The Togean Islands are a small group of islands between Central and North Sulawesi, in northern Indonesia. There really is no easy way to get there but if you’re looking for a remote destination and unmatched beauty, these islands are ideal. Nick and I and our friends, Matt, Sam and Rey spent two weeks exploring in June 2016 at the front end of our summer in Indonesia. Because we were traveling during Ramadan and Sulawesi is a Muslim island, transportation wasn’t reliable, boat schedules changed and it was very difficult to get a beer when you wanted one (think black market, back room deals), but the islands were virtually empty, some we had all to ourselves.
Due to it being so remote, the coral reefs are pristine, and although they have experienced coral bleaching and the occasional dynamite blast, overall the reefs are intact and full of life. Togean is a great place to dive if you are interested in macro, but don’t expect big ticket items like sharks and manta rays. It’s apparant that over fishing is a problem that needs to be addressed, but despite this the diving was outstanding.
We love to get off the beaten path and this is the perfect place to unwind and disconnect.
Poya Lisa was a three hour public boat ride from the nearest port town, Ampana and our first stop on the trip. It’s a very small island, a couple hundred metres across on parts, with 10-12 bungalows. Nick and I stayed in the “expensive” bungalow at $18/night just for the view alone. Situated on the cliffside, we watched sunset from our balcony every night and could jump off into the water below for snorkeling around the island.
The family living on the island offered a free snorkeling trip to a near-by reef and wall drop off and a paid snorkeling trip to some reefs further out, an afternoon on a secluded beach and lunch cooked over a coconut fire. You know those screen savers, the ones with a small island, a lone palm tree and turquoise water in every direction…that’s what some of these islands look like. It is the ultimate definition of paradise.
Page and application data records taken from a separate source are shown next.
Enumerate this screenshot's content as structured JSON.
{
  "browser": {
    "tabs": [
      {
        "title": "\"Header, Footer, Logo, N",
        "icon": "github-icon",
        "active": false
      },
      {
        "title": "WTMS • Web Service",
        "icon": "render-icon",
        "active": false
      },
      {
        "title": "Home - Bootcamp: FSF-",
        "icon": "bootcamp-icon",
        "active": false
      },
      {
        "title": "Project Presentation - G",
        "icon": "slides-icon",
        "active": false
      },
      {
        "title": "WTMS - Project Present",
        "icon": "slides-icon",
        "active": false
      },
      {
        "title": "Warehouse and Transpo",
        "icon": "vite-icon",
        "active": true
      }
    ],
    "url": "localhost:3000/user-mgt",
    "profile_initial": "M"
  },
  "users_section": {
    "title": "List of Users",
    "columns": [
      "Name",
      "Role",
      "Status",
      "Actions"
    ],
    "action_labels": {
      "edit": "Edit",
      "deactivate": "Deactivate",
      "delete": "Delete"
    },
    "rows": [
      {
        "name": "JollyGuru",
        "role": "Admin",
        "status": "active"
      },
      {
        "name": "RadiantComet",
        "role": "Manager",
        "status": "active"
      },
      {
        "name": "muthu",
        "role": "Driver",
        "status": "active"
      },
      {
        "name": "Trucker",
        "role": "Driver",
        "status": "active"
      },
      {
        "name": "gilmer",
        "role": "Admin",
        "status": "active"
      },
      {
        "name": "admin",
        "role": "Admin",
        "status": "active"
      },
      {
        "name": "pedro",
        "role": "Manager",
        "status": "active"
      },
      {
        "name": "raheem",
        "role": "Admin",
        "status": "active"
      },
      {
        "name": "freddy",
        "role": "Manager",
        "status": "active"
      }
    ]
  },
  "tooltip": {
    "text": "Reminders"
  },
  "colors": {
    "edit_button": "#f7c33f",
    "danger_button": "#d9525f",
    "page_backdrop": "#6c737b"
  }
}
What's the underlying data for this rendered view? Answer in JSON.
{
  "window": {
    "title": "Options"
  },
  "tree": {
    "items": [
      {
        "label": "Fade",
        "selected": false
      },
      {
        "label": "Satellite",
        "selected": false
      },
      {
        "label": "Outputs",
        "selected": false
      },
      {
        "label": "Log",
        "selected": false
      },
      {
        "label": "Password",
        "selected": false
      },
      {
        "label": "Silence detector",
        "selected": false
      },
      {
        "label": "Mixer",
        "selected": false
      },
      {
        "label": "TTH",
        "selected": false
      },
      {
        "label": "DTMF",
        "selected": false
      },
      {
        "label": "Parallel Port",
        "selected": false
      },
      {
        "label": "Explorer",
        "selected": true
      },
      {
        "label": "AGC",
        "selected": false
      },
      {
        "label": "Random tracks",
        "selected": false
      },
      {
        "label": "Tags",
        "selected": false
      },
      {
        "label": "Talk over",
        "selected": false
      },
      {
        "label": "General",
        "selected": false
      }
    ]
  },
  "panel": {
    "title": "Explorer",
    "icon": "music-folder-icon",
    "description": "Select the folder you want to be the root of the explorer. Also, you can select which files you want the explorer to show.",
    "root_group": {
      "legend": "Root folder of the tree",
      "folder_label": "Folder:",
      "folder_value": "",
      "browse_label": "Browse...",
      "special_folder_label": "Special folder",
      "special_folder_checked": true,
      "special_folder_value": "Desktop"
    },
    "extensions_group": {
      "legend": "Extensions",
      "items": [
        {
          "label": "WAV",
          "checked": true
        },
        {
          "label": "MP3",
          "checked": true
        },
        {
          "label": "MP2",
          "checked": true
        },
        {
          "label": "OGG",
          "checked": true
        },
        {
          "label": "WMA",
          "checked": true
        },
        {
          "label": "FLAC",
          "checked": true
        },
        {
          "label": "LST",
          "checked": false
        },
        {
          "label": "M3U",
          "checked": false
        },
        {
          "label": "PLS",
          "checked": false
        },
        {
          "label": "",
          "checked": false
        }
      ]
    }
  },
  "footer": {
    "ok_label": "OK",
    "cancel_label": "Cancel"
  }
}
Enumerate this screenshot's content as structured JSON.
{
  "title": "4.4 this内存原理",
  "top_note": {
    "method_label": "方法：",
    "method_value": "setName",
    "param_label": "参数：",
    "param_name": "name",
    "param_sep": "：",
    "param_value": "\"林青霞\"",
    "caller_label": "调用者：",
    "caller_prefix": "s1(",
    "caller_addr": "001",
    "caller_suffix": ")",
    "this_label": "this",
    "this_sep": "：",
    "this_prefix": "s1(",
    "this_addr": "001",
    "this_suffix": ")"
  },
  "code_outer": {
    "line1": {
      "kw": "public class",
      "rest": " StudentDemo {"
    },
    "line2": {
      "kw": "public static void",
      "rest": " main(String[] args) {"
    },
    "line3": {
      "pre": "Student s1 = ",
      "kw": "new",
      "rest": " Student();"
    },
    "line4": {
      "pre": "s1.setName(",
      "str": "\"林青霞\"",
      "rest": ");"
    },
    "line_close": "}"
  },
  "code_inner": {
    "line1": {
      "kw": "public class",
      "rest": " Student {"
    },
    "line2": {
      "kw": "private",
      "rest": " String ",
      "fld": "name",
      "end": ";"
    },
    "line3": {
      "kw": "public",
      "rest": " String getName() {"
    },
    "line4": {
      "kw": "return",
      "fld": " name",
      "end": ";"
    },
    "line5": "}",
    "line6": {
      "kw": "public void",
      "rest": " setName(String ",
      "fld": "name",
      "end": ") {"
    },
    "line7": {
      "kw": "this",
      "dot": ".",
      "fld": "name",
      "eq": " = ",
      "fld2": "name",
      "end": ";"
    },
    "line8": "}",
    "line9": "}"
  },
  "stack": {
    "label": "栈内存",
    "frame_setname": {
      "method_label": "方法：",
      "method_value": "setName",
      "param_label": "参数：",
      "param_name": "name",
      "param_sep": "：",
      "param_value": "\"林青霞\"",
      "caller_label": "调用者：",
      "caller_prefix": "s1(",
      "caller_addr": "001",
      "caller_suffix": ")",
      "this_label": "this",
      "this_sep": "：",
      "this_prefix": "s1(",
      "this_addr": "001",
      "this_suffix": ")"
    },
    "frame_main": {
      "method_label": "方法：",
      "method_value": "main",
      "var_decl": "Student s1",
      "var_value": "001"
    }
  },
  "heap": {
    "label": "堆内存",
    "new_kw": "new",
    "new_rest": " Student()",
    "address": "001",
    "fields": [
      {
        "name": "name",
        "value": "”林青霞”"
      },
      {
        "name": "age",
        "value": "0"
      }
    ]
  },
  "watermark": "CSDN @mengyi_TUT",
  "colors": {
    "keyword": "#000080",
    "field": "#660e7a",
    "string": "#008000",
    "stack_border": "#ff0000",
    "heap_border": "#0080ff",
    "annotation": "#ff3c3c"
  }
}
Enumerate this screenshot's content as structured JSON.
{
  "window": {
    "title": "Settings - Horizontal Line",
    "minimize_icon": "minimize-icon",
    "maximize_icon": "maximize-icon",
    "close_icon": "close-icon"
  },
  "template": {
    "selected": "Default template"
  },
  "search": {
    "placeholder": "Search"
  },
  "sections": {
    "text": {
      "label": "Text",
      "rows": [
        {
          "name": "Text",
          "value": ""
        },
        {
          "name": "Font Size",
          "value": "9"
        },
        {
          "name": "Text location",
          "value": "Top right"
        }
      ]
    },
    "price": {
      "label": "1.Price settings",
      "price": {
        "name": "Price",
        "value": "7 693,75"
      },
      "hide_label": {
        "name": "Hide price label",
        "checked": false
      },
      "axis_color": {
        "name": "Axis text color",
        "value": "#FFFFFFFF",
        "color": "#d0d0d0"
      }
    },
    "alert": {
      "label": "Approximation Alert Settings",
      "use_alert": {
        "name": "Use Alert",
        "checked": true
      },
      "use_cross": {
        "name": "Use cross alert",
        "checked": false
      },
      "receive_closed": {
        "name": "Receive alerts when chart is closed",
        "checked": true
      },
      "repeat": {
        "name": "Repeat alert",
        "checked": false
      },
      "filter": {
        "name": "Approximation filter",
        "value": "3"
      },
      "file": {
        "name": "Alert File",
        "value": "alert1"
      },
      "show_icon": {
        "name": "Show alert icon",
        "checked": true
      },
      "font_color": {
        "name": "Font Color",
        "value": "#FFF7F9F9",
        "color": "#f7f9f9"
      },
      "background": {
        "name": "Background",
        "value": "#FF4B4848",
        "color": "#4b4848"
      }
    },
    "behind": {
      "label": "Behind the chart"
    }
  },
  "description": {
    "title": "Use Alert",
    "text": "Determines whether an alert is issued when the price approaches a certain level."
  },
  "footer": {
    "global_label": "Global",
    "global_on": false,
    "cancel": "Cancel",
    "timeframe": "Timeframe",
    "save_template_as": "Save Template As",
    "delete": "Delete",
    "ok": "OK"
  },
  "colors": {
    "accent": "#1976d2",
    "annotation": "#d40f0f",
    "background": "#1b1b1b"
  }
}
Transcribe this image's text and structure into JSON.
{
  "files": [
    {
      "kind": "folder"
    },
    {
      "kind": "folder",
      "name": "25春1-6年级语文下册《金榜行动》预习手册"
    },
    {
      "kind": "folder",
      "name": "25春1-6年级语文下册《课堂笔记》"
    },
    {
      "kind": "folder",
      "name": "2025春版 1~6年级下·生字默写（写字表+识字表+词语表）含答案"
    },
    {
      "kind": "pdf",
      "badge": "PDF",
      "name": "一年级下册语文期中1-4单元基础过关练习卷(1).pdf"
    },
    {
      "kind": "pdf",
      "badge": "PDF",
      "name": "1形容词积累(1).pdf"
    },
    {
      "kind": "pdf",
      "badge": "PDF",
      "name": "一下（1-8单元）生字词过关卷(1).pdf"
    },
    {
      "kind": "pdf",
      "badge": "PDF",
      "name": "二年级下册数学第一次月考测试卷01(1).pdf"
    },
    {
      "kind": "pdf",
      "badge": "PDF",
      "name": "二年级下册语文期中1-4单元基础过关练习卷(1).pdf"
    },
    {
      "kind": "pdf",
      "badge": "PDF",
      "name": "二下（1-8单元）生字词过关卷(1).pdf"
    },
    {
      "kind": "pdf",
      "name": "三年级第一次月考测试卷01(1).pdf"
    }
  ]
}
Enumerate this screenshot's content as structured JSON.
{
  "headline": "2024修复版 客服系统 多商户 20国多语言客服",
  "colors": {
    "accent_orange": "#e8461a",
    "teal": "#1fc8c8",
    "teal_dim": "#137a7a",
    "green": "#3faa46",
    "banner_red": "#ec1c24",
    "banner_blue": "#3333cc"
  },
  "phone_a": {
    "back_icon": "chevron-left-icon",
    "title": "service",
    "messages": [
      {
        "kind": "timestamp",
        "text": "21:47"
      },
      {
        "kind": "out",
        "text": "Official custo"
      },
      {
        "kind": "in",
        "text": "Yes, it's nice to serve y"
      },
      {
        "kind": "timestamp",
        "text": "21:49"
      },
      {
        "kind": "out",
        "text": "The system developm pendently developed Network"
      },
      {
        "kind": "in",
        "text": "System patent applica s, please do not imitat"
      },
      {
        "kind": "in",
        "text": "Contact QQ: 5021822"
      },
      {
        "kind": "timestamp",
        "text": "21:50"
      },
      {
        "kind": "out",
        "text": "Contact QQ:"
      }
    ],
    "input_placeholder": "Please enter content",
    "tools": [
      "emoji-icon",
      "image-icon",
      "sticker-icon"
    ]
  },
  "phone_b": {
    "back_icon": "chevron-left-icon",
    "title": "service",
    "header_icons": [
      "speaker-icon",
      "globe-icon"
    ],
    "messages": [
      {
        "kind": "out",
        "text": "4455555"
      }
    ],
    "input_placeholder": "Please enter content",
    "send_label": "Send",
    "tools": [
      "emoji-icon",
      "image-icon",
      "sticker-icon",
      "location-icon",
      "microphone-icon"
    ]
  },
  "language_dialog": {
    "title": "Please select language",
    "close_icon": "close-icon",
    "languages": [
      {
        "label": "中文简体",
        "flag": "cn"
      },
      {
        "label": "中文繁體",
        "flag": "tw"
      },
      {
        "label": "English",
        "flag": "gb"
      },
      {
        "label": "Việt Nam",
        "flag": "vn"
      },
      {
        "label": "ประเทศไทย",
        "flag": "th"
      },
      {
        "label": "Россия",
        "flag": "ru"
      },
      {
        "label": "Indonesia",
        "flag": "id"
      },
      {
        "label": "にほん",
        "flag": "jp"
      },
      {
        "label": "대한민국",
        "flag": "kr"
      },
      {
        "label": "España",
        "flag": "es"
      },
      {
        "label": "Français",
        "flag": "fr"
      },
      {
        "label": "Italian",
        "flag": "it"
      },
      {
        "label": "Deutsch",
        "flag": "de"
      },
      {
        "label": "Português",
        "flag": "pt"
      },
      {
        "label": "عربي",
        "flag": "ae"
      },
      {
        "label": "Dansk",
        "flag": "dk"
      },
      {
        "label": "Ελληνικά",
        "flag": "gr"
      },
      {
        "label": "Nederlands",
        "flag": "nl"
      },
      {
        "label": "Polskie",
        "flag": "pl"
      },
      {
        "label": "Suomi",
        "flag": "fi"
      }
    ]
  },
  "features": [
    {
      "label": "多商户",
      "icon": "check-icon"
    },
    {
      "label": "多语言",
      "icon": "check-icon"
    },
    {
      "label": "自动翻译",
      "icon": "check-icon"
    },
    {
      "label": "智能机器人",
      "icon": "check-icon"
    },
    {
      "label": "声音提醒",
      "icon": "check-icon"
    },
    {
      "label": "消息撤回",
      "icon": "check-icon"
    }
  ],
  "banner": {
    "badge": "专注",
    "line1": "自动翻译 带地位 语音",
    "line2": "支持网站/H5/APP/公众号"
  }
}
After a few nights on Poya Lisa we traveled by boat 2 hours further into the islands to Kadidiri. We did all of our diving in Togean from here. The dive shop Black Marlin, that came recommended by locals, took us to secluded dive sites, kept the trips relaxed and fun. On our best day we paid extra to have our captain take us to an atoll; I’d never seen one before and it is still one of the most memorable days of the entire trip. After diving we spent our days lounging on the pier, drinking Bintang while Matt DJ’d.
Kadidiri is a larger island with three resorts and smaller secluded beaches so we rented kayaks a few times to explore the around the island and discuss plans to live here forever.
It rained for the first few days on the island, which kept us in our bungalows for longer than we wanted but when the sun finally peaked through I couldn’t believe how gorgeous it was. Our friend Antonia, who we met on Poya Lisa, told us we had to visit before we heading back to Sulawesi and it didn’t disappoint.
We spent days snorkelling around the island and took a local boat to the famous California reef. If our evenings weren’t spent on the dock waiting for sunset, we were having bonfires with the family who lived on the island. We will never forget the night on the dock when the water lit up with neon green bio-luminecense while we all exchanged travel stories. We had made friends and memories that will last a lifetime.
If it wasn’t for Matt and his friendship with Rey, Nick and I would never know what the Togean Islands are. Some of our fondest memories of our trip around the world were spent here making new friends and disconnecting from our Western reality. The islands are far too difficult to reach for anyone on a two week vacation, so unless we do another extended travel break we may never see them again. For now I remain thankful for this special time in one of the most beautiful parts of the world.